When my parents were working on my genetic make up the part about creativity passed me by. I can barely write my name with a pencil, let alone sketch anything that brings a skerrick of aesthetic pleasure and though I've been playing guitar for 12 years, there's very little to show for it. That's why I want to have this label. I want to contribute. I want to help create something I'm proud of. It's grabbing the coattails of other people's talents, but I still want to play my tiny part in adding to human culture. Today it's a pipe-dream, but it's a reason to go out and work hard.
Record Store Day has turned into a remarkable thing, and I'll be doing my best to celebrate this Saturday. Provided Friday hasn't ruined me, I'll be on a bus to Northampton to see what is on offer. Beyond this weekend, in a few years I want to play a different role on that 3rd Saturday in April. Music is something that people will always feel passionate about, and even if the old monarch is struggling, the initiatives of the people who care most about it are a heartening glimpse into the future. We're told the music industry is dying, but the reality is there has never been a better time to be a fan. Record Store Day, with all of its rarities, special-editions, concerts is proof of this. The future might not be in a brick and mortar store, but there's still a bright one out there, and I am desperate to be a part of it.
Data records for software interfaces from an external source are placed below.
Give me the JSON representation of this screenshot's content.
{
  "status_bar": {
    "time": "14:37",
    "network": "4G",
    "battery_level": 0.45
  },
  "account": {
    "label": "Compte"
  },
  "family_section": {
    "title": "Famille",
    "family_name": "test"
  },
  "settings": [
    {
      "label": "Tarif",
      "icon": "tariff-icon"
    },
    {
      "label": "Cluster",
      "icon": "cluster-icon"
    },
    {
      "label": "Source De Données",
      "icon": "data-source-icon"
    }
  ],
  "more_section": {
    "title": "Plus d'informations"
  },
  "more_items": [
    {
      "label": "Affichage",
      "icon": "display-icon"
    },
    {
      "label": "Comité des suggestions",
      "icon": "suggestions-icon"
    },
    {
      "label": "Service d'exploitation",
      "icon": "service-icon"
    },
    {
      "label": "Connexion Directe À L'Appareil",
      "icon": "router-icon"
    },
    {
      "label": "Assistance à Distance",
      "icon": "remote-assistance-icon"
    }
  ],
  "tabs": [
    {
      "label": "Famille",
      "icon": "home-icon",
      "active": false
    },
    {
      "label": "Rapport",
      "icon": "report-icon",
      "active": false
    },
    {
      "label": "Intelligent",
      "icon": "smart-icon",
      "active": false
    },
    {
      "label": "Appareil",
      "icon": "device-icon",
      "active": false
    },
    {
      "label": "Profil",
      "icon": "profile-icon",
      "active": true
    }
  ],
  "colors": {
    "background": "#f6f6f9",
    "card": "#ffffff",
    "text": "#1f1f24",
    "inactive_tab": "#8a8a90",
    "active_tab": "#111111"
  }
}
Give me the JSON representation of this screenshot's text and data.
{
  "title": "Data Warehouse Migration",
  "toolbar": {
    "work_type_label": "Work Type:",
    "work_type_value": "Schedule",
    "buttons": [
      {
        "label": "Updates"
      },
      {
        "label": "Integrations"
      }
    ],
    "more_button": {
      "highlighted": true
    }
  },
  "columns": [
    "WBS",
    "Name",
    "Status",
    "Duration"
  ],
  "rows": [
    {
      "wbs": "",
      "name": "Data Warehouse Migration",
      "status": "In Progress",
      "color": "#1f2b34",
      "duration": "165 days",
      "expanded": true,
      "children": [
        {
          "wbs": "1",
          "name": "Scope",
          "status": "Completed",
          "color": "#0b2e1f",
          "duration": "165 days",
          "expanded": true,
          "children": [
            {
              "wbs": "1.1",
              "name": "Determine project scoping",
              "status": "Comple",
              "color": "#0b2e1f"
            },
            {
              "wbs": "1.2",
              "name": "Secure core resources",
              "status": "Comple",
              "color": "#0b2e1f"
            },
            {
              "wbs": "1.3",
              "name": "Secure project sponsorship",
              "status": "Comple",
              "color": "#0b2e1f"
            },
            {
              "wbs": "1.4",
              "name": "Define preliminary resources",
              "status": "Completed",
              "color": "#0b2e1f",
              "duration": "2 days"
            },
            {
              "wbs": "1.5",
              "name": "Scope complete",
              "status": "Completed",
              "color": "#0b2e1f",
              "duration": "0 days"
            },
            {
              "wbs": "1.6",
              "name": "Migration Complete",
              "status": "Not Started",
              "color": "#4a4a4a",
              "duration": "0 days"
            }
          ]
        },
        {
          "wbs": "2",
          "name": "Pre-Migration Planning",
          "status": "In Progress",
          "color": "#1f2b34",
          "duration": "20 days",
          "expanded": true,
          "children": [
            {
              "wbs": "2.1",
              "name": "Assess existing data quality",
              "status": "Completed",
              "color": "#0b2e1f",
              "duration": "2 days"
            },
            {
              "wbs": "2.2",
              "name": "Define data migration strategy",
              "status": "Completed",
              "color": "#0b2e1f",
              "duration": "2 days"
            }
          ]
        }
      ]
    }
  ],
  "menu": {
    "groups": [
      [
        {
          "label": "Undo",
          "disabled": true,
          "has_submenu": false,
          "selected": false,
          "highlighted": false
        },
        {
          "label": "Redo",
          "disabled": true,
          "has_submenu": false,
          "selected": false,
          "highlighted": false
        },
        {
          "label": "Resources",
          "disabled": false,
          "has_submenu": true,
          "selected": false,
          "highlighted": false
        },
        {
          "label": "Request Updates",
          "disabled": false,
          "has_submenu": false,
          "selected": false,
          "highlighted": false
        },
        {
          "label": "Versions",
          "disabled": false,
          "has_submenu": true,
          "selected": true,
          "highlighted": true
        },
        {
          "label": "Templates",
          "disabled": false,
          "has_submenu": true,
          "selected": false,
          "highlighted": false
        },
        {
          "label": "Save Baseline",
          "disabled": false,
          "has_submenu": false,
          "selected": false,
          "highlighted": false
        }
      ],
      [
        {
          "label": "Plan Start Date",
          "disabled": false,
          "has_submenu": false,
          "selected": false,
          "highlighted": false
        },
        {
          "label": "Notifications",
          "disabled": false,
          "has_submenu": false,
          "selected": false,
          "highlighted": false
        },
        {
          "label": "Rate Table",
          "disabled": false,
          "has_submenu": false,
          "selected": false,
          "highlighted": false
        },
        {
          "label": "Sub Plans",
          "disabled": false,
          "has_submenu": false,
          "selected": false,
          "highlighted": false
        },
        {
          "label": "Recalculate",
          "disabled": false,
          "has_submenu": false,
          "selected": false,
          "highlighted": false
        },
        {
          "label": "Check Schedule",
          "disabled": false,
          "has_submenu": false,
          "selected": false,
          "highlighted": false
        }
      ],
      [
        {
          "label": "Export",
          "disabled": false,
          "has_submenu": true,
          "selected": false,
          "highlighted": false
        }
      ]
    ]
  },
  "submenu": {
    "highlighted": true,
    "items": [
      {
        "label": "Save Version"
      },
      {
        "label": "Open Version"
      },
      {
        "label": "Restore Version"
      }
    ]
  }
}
Biffy Clyro - Machines (alt version)
This was originally only found on vinyl, so it shows how important it is not to ignore the format. It's an angry man version of their pussy-rock classic, Machines, and it is infinity times drop D awesomes.